====== THE DATA
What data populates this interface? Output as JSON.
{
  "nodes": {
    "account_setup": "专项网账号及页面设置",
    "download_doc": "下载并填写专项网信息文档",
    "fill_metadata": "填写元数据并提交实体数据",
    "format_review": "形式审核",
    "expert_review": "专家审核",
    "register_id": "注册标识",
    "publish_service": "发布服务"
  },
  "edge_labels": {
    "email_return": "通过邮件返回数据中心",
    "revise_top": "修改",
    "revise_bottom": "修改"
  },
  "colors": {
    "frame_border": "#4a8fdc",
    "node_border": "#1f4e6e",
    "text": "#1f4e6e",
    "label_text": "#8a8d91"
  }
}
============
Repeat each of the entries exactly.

What data populates this interface? Output as JSON.
{
  "nodes": {
    "account_setup": "专项网账号及页面设置",
    "download_doc": "下载并填写专项网信息文档",
    "fill_metadata": "填写元数据并提交实体数据",
    "format_review": "形式审核",
    "expert_review": "专家审核",
    "register_id": "注册标识",
    "publish_service": "发布服务"
  },
  "edge_labels": {
    "email_return": "通过邮件返回数据中心",
    "revise_top": "修改",
    "revise_bottom": "修改"
  },
  "colors": {
    "frame_border": "#4a8fdc",
    "node_border": "#1f4e6e",
    "text": "#1f4e6e",
    "label_text": "#8a8d91"
  }
}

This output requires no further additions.